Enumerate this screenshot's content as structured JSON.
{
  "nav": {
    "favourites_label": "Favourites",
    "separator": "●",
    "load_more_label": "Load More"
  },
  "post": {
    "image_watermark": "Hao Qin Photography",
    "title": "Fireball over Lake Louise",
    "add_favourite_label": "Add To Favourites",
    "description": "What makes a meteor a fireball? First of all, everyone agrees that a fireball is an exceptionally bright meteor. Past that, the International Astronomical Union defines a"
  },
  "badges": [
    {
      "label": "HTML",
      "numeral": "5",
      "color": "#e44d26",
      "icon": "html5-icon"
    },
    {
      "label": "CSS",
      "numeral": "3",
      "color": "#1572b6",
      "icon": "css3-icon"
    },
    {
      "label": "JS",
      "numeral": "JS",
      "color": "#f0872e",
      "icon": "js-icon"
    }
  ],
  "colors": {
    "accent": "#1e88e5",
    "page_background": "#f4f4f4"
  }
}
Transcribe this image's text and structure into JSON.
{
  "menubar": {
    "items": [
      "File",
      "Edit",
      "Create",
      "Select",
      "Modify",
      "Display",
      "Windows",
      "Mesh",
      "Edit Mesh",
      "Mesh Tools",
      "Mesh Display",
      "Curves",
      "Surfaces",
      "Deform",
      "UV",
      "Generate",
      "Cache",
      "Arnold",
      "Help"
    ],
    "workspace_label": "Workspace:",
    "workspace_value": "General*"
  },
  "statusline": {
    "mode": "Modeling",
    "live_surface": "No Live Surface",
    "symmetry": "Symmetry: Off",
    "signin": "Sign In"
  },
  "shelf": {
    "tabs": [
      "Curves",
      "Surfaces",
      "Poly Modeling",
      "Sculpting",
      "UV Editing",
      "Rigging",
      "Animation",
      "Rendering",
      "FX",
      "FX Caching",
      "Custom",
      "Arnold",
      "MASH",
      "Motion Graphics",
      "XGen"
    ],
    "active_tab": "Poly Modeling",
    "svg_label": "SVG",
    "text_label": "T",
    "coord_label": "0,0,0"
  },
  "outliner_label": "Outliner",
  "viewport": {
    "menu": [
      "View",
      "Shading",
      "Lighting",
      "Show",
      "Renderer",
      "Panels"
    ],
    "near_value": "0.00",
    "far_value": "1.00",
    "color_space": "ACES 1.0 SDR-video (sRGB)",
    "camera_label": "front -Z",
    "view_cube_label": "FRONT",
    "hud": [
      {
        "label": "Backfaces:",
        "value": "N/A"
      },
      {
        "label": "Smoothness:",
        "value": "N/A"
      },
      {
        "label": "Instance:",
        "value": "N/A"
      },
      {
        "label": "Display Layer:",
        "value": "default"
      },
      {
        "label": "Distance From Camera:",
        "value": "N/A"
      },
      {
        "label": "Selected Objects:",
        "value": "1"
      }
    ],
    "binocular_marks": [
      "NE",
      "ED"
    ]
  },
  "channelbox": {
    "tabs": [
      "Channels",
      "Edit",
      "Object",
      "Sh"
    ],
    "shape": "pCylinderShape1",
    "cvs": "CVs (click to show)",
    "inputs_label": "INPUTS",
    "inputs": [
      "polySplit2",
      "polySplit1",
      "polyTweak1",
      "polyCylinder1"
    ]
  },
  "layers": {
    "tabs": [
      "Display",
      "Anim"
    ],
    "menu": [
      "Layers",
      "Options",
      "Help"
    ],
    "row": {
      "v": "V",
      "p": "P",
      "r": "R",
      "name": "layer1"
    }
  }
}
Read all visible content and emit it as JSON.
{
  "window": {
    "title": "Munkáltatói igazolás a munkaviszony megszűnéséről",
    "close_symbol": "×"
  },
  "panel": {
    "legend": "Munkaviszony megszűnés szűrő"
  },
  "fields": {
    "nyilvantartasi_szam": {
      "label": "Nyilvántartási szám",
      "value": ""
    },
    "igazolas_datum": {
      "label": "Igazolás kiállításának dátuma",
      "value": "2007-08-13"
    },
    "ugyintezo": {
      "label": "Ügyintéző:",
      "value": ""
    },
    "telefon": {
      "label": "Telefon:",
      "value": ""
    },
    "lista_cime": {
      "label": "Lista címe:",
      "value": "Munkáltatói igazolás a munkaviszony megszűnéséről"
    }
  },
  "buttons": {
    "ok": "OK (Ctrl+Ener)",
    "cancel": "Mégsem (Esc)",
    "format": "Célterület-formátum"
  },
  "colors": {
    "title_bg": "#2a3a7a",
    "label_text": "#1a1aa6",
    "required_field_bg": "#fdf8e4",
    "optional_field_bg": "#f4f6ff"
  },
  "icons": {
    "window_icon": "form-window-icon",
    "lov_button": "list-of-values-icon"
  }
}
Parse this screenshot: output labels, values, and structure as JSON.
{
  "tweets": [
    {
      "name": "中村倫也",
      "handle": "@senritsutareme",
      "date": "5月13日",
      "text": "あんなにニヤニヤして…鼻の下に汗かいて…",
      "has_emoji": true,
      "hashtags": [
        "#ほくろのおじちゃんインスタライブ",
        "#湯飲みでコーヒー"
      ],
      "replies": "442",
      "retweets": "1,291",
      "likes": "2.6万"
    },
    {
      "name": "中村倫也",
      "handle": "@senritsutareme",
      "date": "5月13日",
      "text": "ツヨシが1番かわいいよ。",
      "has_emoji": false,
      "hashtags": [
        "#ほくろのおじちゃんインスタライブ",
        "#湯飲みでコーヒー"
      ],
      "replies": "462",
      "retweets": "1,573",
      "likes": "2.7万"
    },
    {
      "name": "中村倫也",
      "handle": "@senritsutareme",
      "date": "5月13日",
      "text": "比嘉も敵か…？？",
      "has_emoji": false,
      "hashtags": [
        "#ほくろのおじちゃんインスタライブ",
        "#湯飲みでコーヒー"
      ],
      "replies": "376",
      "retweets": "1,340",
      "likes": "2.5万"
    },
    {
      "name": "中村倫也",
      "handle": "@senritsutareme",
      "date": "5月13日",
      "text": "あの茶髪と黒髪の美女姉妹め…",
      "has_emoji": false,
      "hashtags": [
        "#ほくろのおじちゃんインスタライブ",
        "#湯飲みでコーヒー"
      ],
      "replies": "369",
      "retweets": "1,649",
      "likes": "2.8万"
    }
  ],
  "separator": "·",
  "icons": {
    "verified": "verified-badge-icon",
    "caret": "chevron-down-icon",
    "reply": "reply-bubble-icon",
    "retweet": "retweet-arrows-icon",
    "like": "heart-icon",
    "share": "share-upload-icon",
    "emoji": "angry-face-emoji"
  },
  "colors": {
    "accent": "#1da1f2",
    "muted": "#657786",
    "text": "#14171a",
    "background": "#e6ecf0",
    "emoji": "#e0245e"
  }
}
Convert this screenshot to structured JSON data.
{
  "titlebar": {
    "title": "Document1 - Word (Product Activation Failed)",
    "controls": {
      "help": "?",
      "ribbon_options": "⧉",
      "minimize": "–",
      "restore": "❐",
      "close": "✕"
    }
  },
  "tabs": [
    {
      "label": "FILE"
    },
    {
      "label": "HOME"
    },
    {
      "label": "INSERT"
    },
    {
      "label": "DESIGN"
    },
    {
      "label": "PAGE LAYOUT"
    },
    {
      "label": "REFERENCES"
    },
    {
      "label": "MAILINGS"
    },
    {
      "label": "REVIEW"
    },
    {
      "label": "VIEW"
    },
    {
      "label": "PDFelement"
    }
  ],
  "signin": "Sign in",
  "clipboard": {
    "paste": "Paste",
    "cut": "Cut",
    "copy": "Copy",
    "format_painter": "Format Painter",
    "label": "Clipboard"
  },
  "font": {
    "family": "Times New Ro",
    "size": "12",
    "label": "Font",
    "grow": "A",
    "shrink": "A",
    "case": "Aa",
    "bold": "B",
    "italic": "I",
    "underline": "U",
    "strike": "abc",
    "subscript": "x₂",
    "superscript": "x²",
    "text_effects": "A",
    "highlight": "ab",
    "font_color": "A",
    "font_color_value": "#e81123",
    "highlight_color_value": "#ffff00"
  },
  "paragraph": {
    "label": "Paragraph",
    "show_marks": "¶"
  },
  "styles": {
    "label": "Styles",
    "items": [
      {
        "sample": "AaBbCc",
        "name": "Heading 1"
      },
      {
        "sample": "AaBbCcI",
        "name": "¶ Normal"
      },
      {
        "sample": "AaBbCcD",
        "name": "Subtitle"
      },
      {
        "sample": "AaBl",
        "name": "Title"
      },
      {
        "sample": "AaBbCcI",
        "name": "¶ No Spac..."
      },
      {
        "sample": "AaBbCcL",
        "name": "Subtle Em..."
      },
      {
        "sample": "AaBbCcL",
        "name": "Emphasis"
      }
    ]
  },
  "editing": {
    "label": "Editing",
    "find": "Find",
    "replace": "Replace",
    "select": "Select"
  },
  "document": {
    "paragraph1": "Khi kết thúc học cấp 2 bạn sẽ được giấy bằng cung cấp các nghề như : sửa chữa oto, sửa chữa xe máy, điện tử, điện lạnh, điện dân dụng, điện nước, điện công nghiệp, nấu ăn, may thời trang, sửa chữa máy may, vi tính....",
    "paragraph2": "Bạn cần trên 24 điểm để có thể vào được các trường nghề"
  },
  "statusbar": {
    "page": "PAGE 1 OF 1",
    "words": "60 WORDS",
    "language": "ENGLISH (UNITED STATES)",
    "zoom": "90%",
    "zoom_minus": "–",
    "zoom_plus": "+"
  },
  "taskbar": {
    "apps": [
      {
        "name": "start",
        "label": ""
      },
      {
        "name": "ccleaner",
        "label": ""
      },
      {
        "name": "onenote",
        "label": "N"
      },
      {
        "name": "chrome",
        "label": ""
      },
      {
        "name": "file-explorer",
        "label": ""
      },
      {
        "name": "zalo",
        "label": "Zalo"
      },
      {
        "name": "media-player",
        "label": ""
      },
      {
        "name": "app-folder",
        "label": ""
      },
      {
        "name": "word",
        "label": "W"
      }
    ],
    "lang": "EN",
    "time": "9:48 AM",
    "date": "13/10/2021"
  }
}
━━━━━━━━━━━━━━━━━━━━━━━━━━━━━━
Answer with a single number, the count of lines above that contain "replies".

4